The State of Florida allows its residents to own and possess firearms. However, this does not mean that there are no restrictions for the lawful possession of firearms. Therefore, if you are a weapon owner, or plan on getting one, you need to have a thorough understanding of the fundamental laws relating to firearm ownership in Florida. Knowing what the laws are and planning will help you avoid a situation where carrying of firearm or weapon may land you on the wrong side of the law.
Legal Firearm ownership (where no concealed firearm license is required)
In Florida, the legal possession of firearms and weapons is governed by Florida Statute §790.25. It allows the utilization or ownership of guns under a few circumstances. The important ones are listed below:
An individual shooting weapons for testing or target practice under secure conditions and in location designed and approved for that purpose.
Transport in a motor vehicle to and from a location for target shooting and/or hunting and fishing.
An individual who is fishing or hunting outdoors or traveling to or coming back from these activities.
The list above is not exhaustive. There are a few more situations which are not widely known where a person can carry a weapon without having a licence of a concealed firearm. An example would be for national guard members and law enforcement personnel who are traveling to and from official duties.
Requirements to obtain a conceal weapon license
It is a criminal offense in Florida to carry a firearm without a licence other than the circumstances as prescribed under the Florida Statute §790.06. The penalties for carrying a weapon of firearm without a license can be punished as either a felony or a misdemeanor. Therefore, obtaining a concealed weapon permit is mandatory. In Florida the Department of Agriculture is responsible for issuing concealed weapon permits.
The requirements for a person to apply for a licence are that she or he:
Is 21 years old or above.
Has never been convicted of a criminal offense.
Is a United States citizen.
Some possible reasons for ineligibility include:
The physical inability to handle a firearm safely.
A felony conviction (unless civil and firearm rights have been restored by the convicting authority).
Having adjudication withheld or sentence suspended on a felony or misdemeanor crime of violence unless three years have elapsed since probation or other conditions set by the court have been fulfilled.
A conviction for a misdemeanor crime of violence in the last three years.
A conviction for violation of controlled substance laws or multiple arrests for such offenses.
A record of drug or alcohol abuse.
Two or more DUI convictions within the previous three years.
Being committed to a mental institution or adjudged incompetent or mentally defective.
Failing to provide proof of proficiency with a firearm.
Having been issued a domestic violence injunction or an injunction against repeat violence that is currently in force.
Renouncement of U.S. citizenship.
A dishonorable discharge from the armed forces.
Being a fugitive from justice.

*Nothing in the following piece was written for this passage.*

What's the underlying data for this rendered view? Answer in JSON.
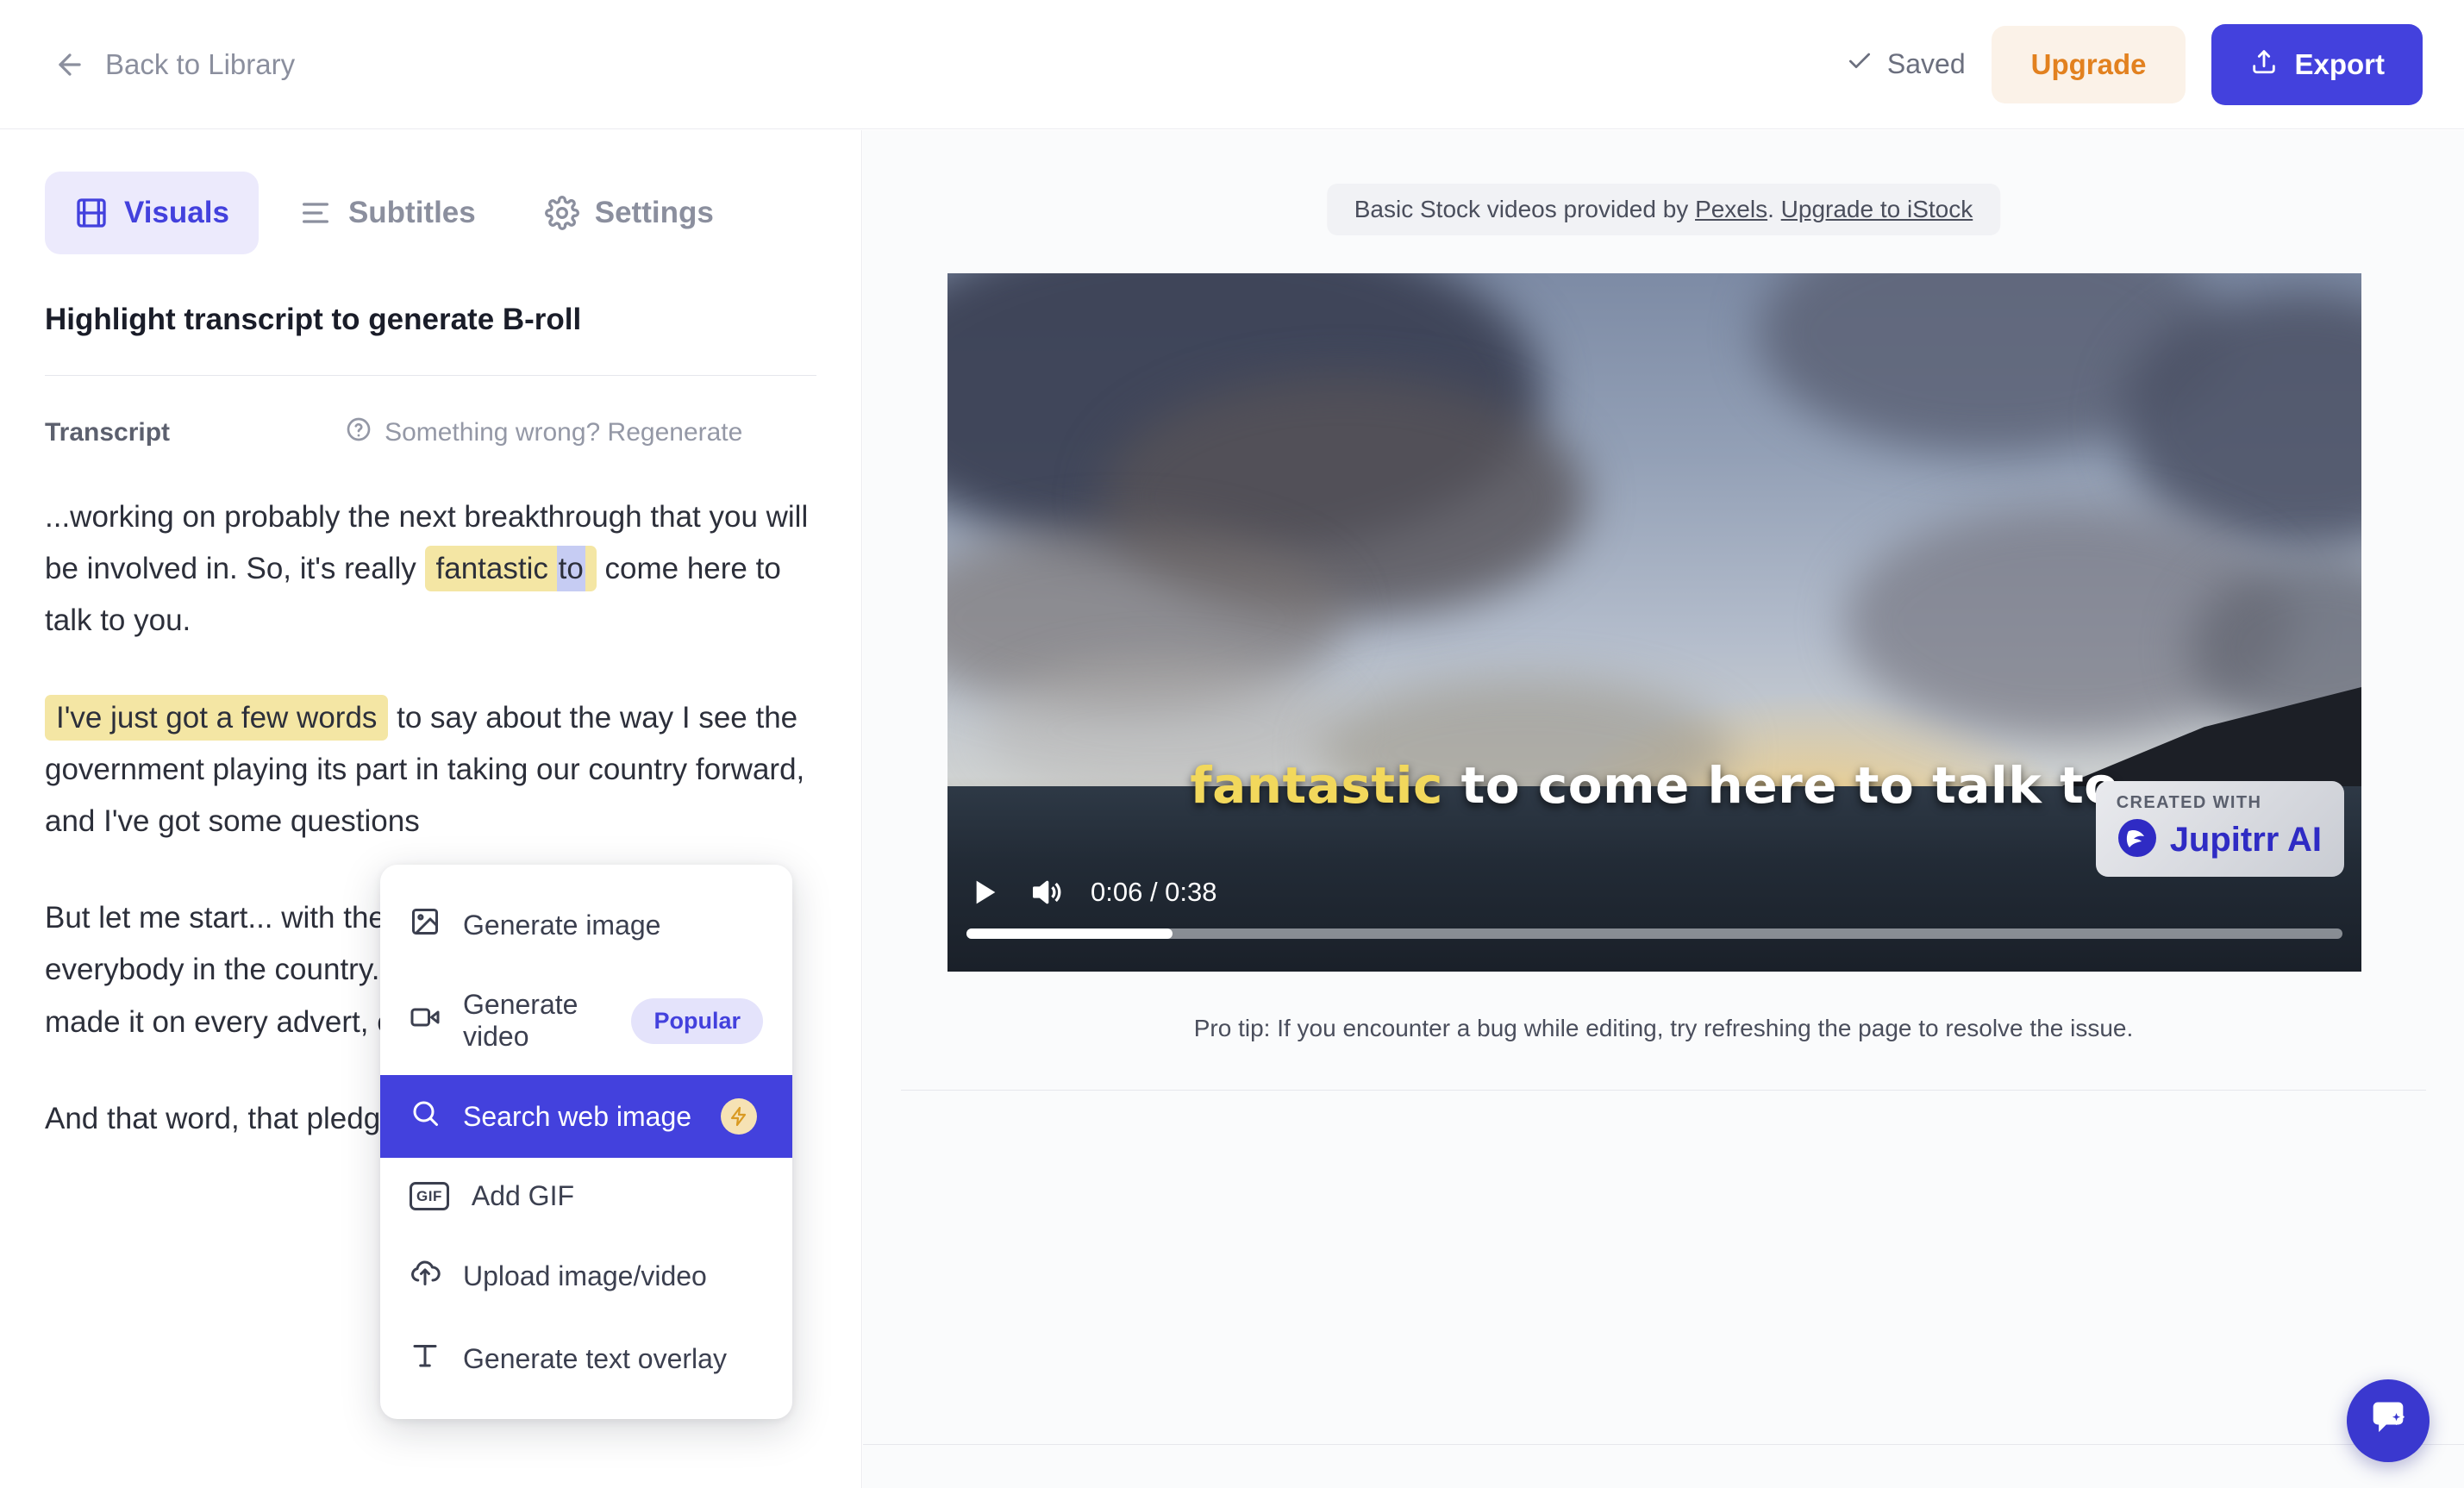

As of this date, 36 states honor Florida's concealed weapon permit. Those states are:
Alabama, Alaska, Arizona, Arkansas, Colorado, Delaware, Georgia, Idaho, Indiana, Iowa, Kansas, Kentucky, Louisiana, Maine, Michigan, Mississippi, Missouri, Montana, Nebraska, Nevada, New Hampshire, New Mexico, North Carolina, North Dakota, Ohio, Oklahoma, Pennsylvania, South Carolina, South Dakota, Tennessee, Texas, Utah, Vermont, Virginia, West Virginia, Wyoming.
Restrictions of the Florida concealed weapon permit
The following is a list of places where you are restricted from carrying a weapon or firearm even if you have a license. Please note that this is a simplified list. See Section §790.06(12), Florida Statutes for a complete listing.
Any police, sheriff's office or highway patrol station.
Any detention facility, prison or jail.
Any polling place.
Any meeting of the governing body of a county, public school district, municipality or special district.
Any meeting of the Legislature or a legislative committee.
Any school, college or professional athletic event not related to firearms.
Any school administration building.
Any portion of an establishment licensed to dispense alcoholic beverages for consumption.
Any elementary or secondary school facility.
Any area technical center.
Any college or university facility.
Inside the passenger terminal and sterile area of any airport.
Any place where the carrying of firearms is prohibited by federal law.
Generally, open carry of a weapon is prohibited in Florida. Exceptions include in the home, place of work, hunting, fishing, camping, or while practice shooting and while traveling to and from those activities.
You should know the laws that pertain to weapon and firearm possession in Florida. Hopefully, this post has explained the basics. If you have additional questions, please contact me. I am available anytime, day or night, to help you with your criminal case.